by R. Daniel Mann
Question: If one accidentally took and used a friend’s similar coat, is he considered a ganav (thief)? Is he obligated to pay kefel (double)? Must he pay the owner if something happens to it (onsin)? [The querier then presented sources he found about geneiva b’shogeg (unintentional theft).] How can there be geneiva b’shogeg considering one needs intention to acquire something?
Answer: We will only scratch the surface of the scholarship on whether one is obligated for geneiva b’shogeg and relate to some of the issues you raise.
The K’tzot Hachoshen (25:1) is among those who posit that a ganav b’shogeg is exempt. He infers this from Rishonim, but his main rationale is that the concept of culpability for accidental financial harm to his friend is limited to mazik (one who physically damages another’s property) because it specifically is derived from a pasuk. Thus, if one takes another’s object without damaging it, he is not responsible to pay for it. Of course, he has to return it when he finds out the truth, but the matter is important if it was lost, damaged, or passed on to someone else.
The Machaneh Ephrayim (Geneiva 7) cogently presents opinions of Rishonim, but agrees with those who obligate a ganav b’shogeg. He is particularly impressed by the gemara (Pesachim 32a) concerning payment made by one who accidentally ate teruma, which says that if the food’s price went down after he ate it, he pays the higher price because “it is no less than one who steals.” The Machaneh Ephrayim sees this as proof that there is payment for geneiva b’shogeg.
Let us now discuss your quandary about the need for intention. The gemara (see Bava Kama 79a) does speak of a kinyan (an act of acquisition) as a necessary step for the obligations of a ganav, and kinyanim require a certain level of intent. However, not all of the levels of intent pertinent to geneiva are equal to those regarding other acquisitions. If one lifted up an object to move it out of his way, he would clearly neither acquire nor be considered stealing it. If he wanted to use it without ever returning it, this would be intention for theft even if he tried to be “shrewd” by having in mind to “not acquire it” (it indeed would not become his). Furthermore, even one who intended to briefly borrow something without permission is considered a ganav (Shulchan Aruch, Choshen Mishpat 359:5).
The Machaneh Ephrayim makes a relevant fundamental distinction.
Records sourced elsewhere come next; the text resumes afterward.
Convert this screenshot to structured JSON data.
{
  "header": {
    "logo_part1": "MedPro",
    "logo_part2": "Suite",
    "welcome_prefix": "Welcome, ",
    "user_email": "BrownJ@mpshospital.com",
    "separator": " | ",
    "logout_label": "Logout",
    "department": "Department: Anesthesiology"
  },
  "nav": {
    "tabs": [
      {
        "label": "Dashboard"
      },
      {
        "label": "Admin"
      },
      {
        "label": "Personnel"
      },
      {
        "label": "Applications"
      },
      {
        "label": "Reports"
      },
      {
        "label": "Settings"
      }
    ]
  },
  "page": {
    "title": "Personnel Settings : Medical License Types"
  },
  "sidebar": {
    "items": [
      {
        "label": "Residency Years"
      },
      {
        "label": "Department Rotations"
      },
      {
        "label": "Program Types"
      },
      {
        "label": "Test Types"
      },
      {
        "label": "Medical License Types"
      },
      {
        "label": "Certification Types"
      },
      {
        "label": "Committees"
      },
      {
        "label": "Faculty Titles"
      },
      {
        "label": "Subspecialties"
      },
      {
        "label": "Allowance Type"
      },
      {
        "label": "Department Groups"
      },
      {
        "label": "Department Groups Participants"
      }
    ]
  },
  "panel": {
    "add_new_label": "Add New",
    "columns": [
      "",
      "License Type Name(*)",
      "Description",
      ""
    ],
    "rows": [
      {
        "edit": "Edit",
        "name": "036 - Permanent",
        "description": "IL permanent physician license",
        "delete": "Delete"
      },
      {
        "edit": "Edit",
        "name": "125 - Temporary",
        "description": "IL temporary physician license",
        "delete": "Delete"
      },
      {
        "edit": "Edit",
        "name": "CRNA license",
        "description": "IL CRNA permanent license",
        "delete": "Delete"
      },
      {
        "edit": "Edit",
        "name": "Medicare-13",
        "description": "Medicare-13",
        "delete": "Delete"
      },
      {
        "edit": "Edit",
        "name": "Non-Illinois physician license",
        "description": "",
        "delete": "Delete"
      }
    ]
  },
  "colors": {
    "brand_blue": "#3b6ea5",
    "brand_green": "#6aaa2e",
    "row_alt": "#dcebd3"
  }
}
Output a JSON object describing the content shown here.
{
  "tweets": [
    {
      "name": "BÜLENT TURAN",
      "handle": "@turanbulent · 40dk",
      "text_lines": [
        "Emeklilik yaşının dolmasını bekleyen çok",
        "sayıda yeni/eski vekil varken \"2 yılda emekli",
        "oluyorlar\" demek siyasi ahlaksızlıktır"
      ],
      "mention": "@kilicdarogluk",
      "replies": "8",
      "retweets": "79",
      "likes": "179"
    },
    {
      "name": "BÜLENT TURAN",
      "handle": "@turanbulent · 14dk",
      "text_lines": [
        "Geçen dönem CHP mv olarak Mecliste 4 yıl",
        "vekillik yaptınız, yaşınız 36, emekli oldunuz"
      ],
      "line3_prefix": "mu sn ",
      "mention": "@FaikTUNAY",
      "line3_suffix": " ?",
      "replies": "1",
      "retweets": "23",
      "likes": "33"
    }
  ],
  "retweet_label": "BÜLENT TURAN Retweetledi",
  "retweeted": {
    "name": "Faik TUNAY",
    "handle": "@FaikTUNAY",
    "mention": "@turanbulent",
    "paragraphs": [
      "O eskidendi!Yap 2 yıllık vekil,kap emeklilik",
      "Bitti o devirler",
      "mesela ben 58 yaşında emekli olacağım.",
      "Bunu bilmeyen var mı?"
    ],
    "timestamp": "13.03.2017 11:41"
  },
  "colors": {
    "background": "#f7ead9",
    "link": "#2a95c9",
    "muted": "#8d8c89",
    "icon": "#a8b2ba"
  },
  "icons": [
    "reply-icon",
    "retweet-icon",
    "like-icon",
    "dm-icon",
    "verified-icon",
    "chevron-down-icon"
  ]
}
Geneiva b’shogeg can be culpable when one intended to bring the object from another’s possession into his own. If one thought he was just continuing using his own, that would not be considered an act of stealing. (This idea is indeed parallel to the halacha regarding intention to acquire something legally (see Yevamot 52a).) According to this, the accidental coat switcher is not even a ganav b’shogeg and does not have, as of the time he took the object, the accompanying responsibilities for its welfare. Cases in which geneiva b’shogeg applies include unknowingly buying a stolen object or even borrowing one.
The Marcheshet (II:32) posits that a ganav b’shogeg has the basic obligations of a ganav. He sees the K’tzot Hachoshen’s source to exempt – the obligation of an unintentional mazik – as the source to obligate an unintentional ganav as well. As such, though, just as a mazik is exempt b’oness (under extenuating circumstances), so too a ganav b’oness is exempt. In our case, taking another’s coat is usually shogeg rather than oness. According to this approach, it could be considered geneiva. Regarding intention, he does intend to use something that turned out to actually belong to someone else.
All agree that one is not disqualified for anything (e.g., testimony) due to such an unintentional aveira. Kefel is never levied in our days, and it is thus not discussed much by poskim. However, logic and implicit statements indicate that this k’nas (penalty), which applies to only certain types of theft and when one is exposed by witnesses, is predicated on full culpability and does not apply b’shogeg.